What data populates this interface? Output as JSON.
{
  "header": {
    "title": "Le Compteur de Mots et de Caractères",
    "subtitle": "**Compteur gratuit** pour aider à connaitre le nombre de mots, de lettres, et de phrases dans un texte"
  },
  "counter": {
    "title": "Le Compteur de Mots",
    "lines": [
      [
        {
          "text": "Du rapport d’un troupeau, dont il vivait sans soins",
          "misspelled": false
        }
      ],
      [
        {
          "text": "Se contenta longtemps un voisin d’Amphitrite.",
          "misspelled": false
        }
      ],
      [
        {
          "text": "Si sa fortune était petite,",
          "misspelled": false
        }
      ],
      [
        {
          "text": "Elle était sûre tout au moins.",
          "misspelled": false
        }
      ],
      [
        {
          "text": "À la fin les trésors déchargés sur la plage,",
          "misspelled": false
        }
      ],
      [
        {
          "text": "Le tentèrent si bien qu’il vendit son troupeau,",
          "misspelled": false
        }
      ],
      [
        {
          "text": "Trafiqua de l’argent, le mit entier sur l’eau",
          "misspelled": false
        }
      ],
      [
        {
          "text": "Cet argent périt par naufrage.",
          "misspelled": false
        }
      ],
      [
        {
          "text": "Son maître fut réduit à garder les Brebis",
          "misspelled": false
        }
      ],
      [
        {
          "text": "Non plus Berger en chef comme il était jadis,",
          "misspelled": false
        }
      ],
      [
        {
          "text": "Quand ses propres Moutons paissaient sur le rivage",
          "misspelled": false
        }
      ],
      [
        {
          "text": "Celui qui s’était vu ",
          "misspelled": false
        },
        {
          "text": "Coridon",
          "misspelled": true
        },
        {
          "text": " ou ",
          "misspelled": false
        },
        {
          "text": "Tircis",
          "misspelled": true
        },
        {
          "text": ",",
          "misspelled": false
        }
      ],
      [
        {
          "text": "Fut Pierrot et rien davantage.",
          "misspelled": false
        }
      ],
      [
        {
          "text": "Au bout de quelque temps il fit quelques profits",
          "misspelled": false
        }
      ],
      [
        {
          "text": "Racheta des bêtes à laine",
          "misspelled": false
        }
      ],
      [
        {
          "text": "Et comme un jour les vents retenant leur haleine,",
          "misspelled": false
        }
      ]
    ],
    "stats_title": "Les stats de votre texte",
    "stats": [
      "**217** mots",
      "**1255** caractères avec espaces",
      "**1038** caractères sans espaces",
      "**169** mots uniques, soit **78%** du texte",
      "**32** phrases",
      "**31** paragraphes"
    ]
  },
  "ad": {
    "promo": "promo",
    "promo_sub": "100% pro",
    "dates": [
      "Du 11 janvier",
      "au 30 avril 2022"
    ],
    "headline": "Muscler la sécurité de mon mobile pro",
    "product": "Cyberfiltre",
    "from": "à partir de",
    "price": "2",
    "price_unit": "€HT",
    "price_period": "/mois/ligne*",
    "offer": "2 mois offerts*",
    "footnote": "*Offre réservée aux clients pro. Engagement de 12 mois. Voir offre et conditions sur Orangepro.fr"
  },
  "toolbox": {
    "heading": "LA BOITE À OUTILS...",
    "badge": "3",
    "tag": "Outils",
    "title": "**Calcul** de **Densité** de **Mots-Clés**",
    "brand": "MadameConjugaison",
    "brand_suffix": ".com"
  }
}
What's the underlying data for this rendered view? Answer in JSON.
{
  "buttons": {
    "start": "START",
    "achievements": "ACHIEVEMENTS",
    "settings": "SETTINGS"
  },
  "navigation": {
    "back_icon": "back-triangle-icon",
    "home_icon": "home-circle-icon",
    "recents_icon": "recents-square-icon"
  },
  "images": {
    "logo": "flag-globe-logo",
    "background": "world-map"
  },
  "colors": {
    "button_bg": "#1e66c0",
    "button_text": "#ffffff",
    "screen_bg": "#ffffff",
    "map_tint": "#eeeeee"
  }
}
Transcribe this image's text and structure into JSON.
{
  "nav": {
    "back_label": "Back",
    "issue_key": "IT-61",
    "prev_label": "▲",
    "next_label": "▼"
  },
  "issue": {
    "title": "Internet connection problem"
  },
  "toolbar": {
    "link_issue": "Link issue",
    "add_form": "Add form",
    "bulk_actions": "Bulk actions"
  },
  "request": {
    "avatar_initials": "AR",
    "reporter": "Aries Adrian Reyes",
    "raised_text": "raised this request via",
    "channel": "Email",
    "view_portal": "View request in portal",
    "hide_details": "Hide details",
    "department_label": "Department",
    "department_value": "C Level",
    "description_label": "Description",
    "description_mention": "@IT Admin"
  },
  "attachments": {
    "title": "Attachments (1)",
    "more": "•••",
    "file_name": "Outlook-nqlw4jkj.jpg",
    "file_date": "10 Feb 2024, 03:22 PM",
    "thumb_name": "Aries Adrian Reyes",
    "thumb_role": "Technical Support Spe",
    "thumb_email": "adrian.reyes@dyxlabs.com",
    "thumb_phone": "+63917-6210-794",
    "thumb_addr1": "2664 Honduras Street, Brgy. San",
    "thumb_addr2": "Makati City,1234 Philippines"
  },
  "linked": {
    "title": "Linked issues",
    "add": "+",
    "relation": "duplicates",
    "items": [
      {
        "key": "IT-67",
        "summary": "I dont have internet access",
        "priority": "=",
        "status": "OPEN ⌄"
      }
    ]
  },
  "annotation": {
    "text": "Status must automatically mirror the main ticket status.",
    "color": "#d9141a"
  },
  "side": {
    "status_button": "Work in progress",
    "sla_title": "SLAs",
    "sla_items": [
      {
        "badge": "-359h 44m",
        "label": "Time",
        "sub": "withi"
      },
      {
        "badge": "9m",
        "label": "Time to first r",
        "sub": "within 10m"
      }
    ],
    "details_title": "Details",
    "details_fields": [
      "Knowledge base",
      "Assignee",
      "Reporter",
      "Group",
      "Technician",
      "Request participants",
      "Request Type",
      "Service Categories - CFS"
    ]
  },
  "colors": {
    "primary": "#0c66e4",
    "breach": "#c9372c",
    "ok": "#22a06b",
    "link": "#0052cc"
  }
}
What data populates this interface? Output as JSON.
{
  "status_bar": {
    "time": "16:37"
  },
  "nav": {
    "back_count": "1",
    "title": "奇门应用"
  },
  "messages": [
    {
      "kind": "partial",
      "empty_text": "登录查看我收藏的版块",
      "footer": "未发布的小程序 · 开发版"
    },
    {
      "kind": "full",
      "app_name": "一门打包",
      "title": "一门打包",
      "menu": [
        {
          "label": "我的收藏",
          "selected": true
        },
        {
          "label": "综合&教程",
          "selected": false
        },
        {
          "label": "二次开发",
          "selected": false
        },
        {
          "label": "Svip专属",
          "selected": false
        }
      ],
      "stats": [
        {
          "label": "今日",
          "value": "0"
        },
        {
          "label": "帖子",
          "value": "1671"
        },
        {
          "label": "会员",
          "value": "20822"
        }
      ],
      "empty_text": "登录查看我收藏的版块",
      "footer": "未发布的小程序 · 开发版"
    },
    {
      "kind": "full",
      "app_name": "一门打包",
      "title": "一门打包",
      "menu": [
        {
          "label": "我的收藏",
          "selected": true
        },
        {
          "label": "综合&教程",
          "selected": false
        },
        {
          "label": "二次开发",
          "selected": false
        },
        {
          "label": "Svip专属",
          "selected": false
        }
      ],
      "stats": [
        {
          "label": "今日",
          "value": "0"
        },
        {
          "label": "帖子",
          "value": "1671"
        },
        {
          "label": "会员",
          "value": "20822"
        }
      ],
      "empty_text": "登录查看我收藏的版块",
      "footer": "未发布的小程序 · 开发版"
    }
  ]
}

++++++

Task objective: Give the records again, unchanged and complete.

Answer box:
What data populates this interface? Output as JSON.
{
  "header": {
    "title": "Le Compteur de Mots et de Caractères",
    "subtitle": "**Compteur gratuit** pour aider à connaitre le nombre de mots, de lettres, et de phrases dans un texte"
  },
  "counter": {
    "title": "Le Compteur de Mots",
    "lines": [
      [
        {
          "text": "Du rapport d’un troupeau, dont il vivait sans soins",
          "misspelled": false
        }
      ],
      [
        {
          "text": "Se contenta longtemps un voisin d’Amphitrite.",
          "misspelled": false
        }
      ],
      [
        {
          "text": "Si sa fortune était petite,",
          "misspelled": false
        }
      ],
      [
        {
          "text": "Elle était sûre tout au moins.",
          "misspelled": false
        }
      ],
      [
        {
          "text": "À la fin les trésors déchargés sur la plage,",
          "misspelled": false
        }
      ],
      [
        {
          "text": "Le tentèrent si bien qu’il vendit son troupeau,",
          "misspelled": false
        }
      ],
      [
        {
          "text": "Trafiqua de l’argent, le mit entier sur l’eau",
          "misspelled": false
        }
      ],
      [
        {
          "text": "Cet argent périt par naufrage.",
          "misspelled": false
        }
      ],
      [
        {
          "text": "Son maître fut réduit à garder les Brebis",
          "misspelled": false
        }
      ],
      [
        {
          "text": "Non plus Berger en chef comme il était jadis,",
          "misspelled": false
        }
      ],
      [
        {
          "text": "Quand ses propres Moutons paissaient sur le rivage",
          "misspelled": false
        }
      ],
      [
        {
          "text": "Celui qui s’était vu ",
          "misspelled": false
        },
        {
          "text": "Coridon",
          "misspelled": true
        },
        {
          "text": " ou ",
          "misspelled": false
        },
        {
          "text": "Tircis",
          "misspelled": true
        },
        {
          "text": ",",
          "misspelled": false
        }
      ],
      [
        {
          "text": "Fut Pierrot et rien davantage.",
          "misspelled": false
        }
      ],
      [
        {
          "text": "Au bout de quelque temps il fit quelques profits",
          "misspelled": false
        }
      ],
      [
        {
          "text": "Racheta des bêtes à laine",
          "misspelled": false
        }
      ],
      [
        {
          "text": "Et comme un jour les vents retenant leur haleine,",
          "misspelled": false
        }
      ]
    ],
    "stats_title": "Les stats de votre texte",
    "stats": [
      "**217** mots",
      "**1255** caractères avec espaces",
      "**1038** caractères sans espaces",
      "**169** mots uniques, soit **78%** du texte",
      "**32** phrases",
      "**31** paragraphes"
    ]
  },
  "ad": {
    "promo": "promo",
    "promo_sub": "100% pro",
    "dates": [
      "Du 11 janvier",
      "au 30 avril 2022"
    ],
    "headline": "Muscler la sécurité de mon mobile pro",
    "product": "Cyberfiltre",
    "from": "à partir de",
    "price": "2",
    "price_unit": "€HT",
    "price_period": "/mois/ligne*",
    "offer": "2 mois offerts*",
    "footnote": "*Offre réservée aux clients pro. Engagement de 12 mois. Voir offre et conditions sur Orangepro.fr"
  },
  "toolbox": {
    "heading": "LA BOITE À OUTILS...",
    "badge": "3",
    "tag": "Outils",
    "title": "**Calcul** de **Densité** de **Mots-Clés**",
    "brand": "MadameConjugaison",
    "brand_suffix": ".com"
  }
}
What's the underlying data for this rendered view? Answer in JSON.
{
  "buttons": {
    "start": "START",
    "achievements": "ACHIEVEMENTS",
    "settings": "SETTINGS"
  },
  "navigation": {
    "back_icon": "back-triangle-icon",
    "home_icon": "home-circle-icon",
    "recents_icon": "recents-square-icon"
  },
  "images": {
    "logo": "flag-globe-logo",
    "background": "world-map"
  },
  "colors": {
    "button_bg": "#1e66c0",
    "button_text": "#ffffff",
    "screen_bg": "#ffffff",
    "map_tint": "#eeeeee"
  }
}
Transcribe this image's text and structure into JSON.
{
  "nav": {
    "back_label": "Back",
    "issue_key": "IT-61",
    "prev_label": "▲",
    "next_label": "▼"
  },
  "issue": {
    "title": "Internet connection problem"
  },
  "toolbar": {
    "link_issue": "Link issue",
    "add_form": "Add form",
    "bulk_actions": "Bulk actions"
  },
  "request": {
    "avatar_initials": "AR",
    "reporter": "Aries Adrian Reyes",
    "raised_text": "raised this request via",
    "channel": "Email",
    "view_portal": "View request in portal",
    "hide_details": "Hide details",
    "department_label": "Department",
    "department_value": "C Level",
    "description_label": "Description",
    "description_mention": "@IT Admin"
  },
  "attachments": {
    "title": "Attachments (1)",
    "more": "•••",
    "file_name": "Outlook-nqlw4jkj.jpg",
    "file_date": "10 Feb 2024, 03:22 PM",
    "thumb_name": "Aries Adrian Reyes",
    "thumb_role": "Technical Support Spe",
    "thumb_email": "adrian.reyes@dyxlabs.com",
    "thumb_phone": "+63917-6210-794",
    "thumb_addr1": "2664 Honduras Street, Brgy. San",
    "thumb_addr2": "Makati City,1234 Philippines"
  },
  "linked": {
    "title": "Linked issues",
    "add": "+",
    "relation": "duplicates",
    "items": [
      {
        "key": "IT-67",
        "summary": "I dont have internet access",
        "priority": "=",
        "status": "OPEN ⌄"
      }
    ]
  },
  "annotation": {
    "text": "Status must automatically mirror the main ticket status.",
    "color": "#d9141a"
  },
  "side": {
    "status_button": "Work in progress",
    "sla_title": "SLAs",
    "sla_items": [
      {
        "badge": "-359h 44m",
        "label": "Time",
        "sub": "withi"
      },
      {
        "badge": "9m",
        "label": "Time to first r",
        "sub": "within 10m"
      }
    ],
    "details_title": "Details",
    "details_fields": [
      "Knowledge base",
      "Assignee",
      "Reporter",
      "Group",
      "Technician",
      "Request participants",
      "Request Type",
      "Service Categories - CFS"
    ]
  },
  "colors": {
    "primary": "#0c66e4",
    "breach": "#c9372c",
    "ok": "#22a06b",
    "link": "#0052cc"
  }
}
What data populates this interface? Output as JSON.
{
  "status_bar": {
    "time": "16:37"
  },
  "nav": {
    "back_count": "1",
    "title": "奇门应用"
  },
  "messages": [
    {
      "kind": "partial",
      "empty_text": "登录查看我收藏的版块",
      "footer": "未发布的小程序 · 开发版"
    },
    {
      "kind": "full",
      "app_name": "一门打包",
      "title": "一门打包",
      "menu": [
        {
          "label": "我的收藏",
          "selected": true
        },
        {
          "label": "综合&教程",
          "selected": false
        },
        {
          "label": "二次开发",
          "selected": false
        },
        {
          "label": "Svip专属",
          "selected": false
        }
      ],
      "stats": [
        {
          "label": "今日",
          "value": "0"
        },
        {
          "label": "帖子",
          "value": "1671"
        },
        {
          "label": "会员",
          "value": "20822"
        }
      ],
      "empty_text": "登录查看我收藏的版块",
      "footer": "未发布的小程序 · 开发版"
    },
    {
      "kind": "full",
      "app_name": "一门打包",
      "title": "一门打包",
      "menu": [
        {
          "label": "我的收藏",
          "selected": true
        },
        {
          "label": "综合&教程",
          "selected": false
        },
        {
          "label": "二次开发",
          "selected": false
        },
        {
          "label": "Svip专属",
          "selected": false
        }
      ],
      "stats": [
        {
          "label": "今日",
          "value": "0"
        },
        {
          "label": "帖子",
          "value": "1671"
        },
        {
          "label": "会员",
          "value": "20822"
        }
      ],
      "empty_text": "登录查看我收藏的版块",
      "footer": "未发布的小程序 · 开发版"
    }
  ]
}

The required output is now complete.